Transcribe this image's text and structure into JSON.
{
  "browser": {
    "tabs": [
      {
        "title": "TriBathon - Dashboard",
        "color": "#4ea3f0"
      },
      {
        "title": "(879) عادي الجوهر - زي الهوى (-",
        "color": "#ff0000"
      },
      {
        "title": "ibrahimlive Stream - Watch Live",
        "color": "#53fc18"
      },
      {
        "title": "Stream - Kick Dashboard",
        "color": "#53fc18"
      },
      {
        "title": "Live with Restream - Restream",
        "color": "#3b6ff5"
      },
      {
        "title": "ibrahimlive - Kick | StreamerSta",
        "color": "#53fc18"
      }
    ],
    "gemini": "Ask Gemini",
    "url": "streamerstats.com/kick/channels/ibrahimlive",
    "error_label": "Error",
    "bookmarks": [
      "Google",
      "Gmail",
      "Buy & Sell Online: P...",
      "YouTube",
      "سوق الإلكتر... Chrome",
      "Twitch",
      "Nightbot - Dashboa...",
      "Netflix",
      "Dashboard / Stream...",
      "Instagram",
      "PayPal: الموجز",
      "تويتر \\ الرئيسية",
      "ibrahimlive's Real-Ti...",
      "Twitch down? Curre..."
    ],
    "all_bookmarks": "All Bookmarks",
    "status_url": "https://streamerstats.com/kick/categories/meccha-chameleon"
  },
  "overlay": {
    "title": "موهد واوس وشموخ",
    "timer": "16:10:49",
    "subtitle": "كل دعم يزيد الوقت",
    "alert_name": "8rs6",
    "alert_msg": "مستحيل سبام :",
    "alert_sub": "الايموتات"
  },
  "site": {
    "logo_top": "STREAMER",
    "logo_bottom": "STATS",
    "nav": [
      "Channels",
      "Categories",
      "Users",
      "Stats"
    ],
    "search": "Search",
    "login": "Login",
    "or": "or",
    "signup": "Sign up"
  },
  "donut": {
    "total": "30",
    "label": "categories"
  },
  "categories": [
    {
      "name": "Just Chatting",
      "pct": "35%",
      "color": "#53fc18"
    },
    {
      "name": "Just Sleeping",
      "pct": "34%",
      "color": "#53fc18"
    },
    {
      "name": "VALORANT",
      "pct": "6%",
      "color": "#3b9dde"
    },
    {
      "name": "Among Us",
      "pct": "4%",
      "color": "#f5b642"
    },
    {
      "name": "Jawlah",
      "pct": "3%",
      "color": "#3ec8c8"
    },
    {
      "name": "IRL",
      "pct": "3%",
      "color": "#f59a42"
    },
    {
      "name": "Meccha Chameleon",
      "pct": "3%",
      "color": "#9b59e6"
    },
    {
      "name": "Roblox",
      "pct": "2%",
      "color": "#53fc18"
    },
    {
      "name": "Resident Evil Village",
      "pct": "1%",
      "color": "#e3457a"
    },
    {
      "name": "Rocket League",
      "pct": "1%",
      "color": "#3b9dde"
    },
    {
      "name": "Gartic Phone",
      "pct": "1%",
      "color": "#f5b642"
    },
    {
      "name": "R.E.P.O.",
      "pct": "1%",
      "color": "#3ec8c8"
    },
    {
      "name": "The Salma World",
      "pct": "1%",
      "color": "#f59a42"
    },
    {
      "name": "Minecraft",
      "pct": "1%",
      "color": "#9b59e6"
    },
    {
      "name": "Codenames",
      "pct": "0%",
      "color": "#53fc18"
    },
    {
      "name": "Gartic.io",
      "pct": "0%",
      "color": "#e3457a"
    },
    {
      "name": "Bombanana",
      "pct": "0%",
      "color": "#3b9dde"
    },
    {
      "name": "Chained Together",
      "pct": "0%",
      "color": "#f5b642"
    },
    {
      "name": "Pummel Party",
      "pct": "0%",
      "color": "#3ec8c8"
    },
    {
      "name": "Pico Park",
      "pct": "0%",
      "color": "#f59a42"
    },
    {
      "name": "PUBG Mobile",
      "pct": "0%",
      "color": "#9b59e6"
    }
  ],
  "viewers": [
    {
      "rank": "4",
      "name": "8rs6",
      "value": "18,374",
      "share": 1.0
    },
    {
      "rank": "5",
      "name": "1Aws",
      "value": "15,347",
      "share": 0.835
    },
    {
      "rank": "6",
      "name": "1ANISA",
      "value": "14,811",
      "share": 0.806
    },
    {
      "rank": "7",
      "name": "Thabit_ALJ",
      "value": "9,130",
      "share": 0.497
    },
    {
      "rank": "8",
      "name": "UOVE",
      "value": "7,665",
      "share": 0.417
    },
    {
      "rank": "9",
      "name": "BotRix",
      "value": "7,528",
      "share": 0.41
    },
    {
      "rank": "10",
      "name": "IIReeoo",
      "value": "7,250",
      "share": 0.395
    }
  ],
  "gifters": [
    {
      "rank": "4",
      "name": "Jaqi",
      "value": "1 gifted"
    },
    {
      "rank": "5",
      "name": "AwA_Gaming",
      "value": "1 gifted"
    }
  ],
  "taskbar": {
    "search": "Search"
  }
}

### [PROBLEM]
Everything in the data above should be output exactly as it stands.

### [RESULT OF THIS EXERCISE]
Transcribe this image's text and structure into JSON.
{
  "browser": {
    "tabs": [
      {
        "title": "TriBathon - Dashboard",
        "color": "#4ea3f0"
      },
      {
        "title": "(879) عادي الجوهر - زي الهوى (-",
        "color": "#ff0000"
      },
      {
        "title": "ibrahimlive Stream - Watch Live",
        "color": "#53fc18"
      },
      {
        "title": "Stream - Kick Dashboard",
        "color": "#53fc18"
      },
      {
        "title": "Live with Restream - Restream",
        "color": "#3b6ff5"
      },
      {
        "title": "ibrahimlive - Kick | StreamerSta",
        "color": "#53fc18"
      }
    ],
    "gemini": "Ask Gemini",
    "url": "streamerstats.com/kick/channels/ibrahimlive",
    "error_label": "Error",
    "bookmarks": [
      "Google",
      "Gmail",
      "Buy & Sell Online: P...",
      "YouTube",
      "سوق الإلكتر... Chrome",
      "Twitch",
      "Nightbot - Dashboa...",
      "Netflix",
      "Dashboard / Stream...",
      "Instagram",
      "PayPal: الموجز",
      "تويتر \\ الرئيسية",
      "ibrahimlive's Real-Ti...",
      "Twitch down? Curre..."
    ],
    "all_bookmarks": "All Bookmarks",
    "status_url": "https://streamerstats.com/kick/categories/meccha-chameleon"
  },
  "overlay": {
    "title": "موهد واوس وشموخ",
    "timer": "16:10:49",
    "subtitle": "كل دعم يزيد الوقت",
    "alert_name": "8rs6",
    "alert_msg": "مستحيل سبام :",
    "alert_sub": "الايموتات"
  },
  "site": {
    "logo_top": "STREAMER",
    "logo_bottom": "STATS",
    "nav": [
      "Channels",
      "Categories",
      "Users",
      "Stats"
    ],
    "search": "Search",
    "login": "Login",
    "or": "or",
    "signup": "Sign up"
  },
  "donut": {
    "total": "30",
    "label": "categories"
  },
  "categories": [
    {
      "name": "Just Chatting",
      "pct": "35%",
      "color": "#53fc18"
    },
    {
      "name": "Just Sleeping",
      "pct": "34%",
      "color": "#53fc18"
    },
    {
      "name": "VALORANT",
      "pct": "6%",
      "color": "#3b9dde"
    },
    {
      "name": "Among Us",
      "pct": "4%",
      "color": "#f5b642"
    },
    {
      "name": "Jawlah",
      "pct": "3%",
      "color": "#3ec8c8"
    },
    {
      "name": "IRL",
      "pct": "3%",
      "color": "#f59a42"
    },
    {
      "name": "Meccha Chameleon",
      "pct": "3%",
      "color": "#9b59e6"
    },
    {
      "name": "Roblox",
      "pct": "2%",
      "color": "#53fc18"
    },
    {
      "name": "Resident Evil Village",
      "pct": "1%",
      "color": "#e3457a"
    },
    {
      "name": "Rocket League",
      "pct": "1%",
      "color": "#3b9dde"
    },
    {
      "name": "Gartic Phone",
      "pct": "1%",
      "color": "#f5b642"
    },
    {
      "name": "R.E.P.O.",
      "pct": "1%",
      "color": "#3ec8c8"
    },
    {
      "name": "The Salma World",
      "pct": "1%",
      "color": "#f59a42"
    },
    {
      "name": "Minecraft",
      "pct": "1%",
      "color": "#9b59e6"
    },
    {
      "name": "Codenames",
      "pct": "0%",
      "color": "#53fc18"
    },
    {
      "name": "Gartic.io",
      "pct": "0%",
      "color": "#e3457a"
    },
    {
      "name": "Bombanana",
      "pct": "0%",
      "color": "#3b9dde"
    },
    {
      "name": "Chained Together",
      "pct": "0%",
      "color": "#f5b642"
    },
    {
      "name": "Pummel Party",
      "pct": "0%",
      "color": "#3ec8c8"
    },
    {
      "name": "Pico Park",
      "pct": "0%",
      "color": "#f59a42"
    },
    {
      "name": "PUBG Mobile",
      "pct": "0%",
      "color": "#9b59e6"
    }
  ],
  "viewers": [
    {
      "rank": "4",
      "name": "8rs6",
      "value": "18,374",
      "share": 1.0
    },
    {
      "rank": "5",
      "name": "1Aws",
      "value": "15,347",
      "share": 0.835
    },
    {
      "rank": "6",
      "name": "1ANISA",
      "value": "14,811",
      "share": 0.806
    },
    {
      "rank": "7",
      "name": "Thabit_ALJ",
      "value": "9,130",
      "share": 0.497
    },
    {
      "rank": "8",
      "name": "UOVE",
      "value": "7,665",
      "share": 0.417
    },
    {
      "rank": "9",
      "name": "BotRix",
      "value": "7,528",
      "share": 0.41
    },
    {
      "rank": "10",
      "name": "IIReeoo",
      "value": "7,250",
      "share": 0.395
    }
  ],
  "gifters": [
    {
      "rank": "4",
      "name": "Jaqi",
      "value": "1 gifted"
    },
    {
      "rank": "5",
      "name": "AwA_Gaming",
      "value": "1 gifted"
    }
  ],
  "taskbar": {
    "search": "Search"
  }
}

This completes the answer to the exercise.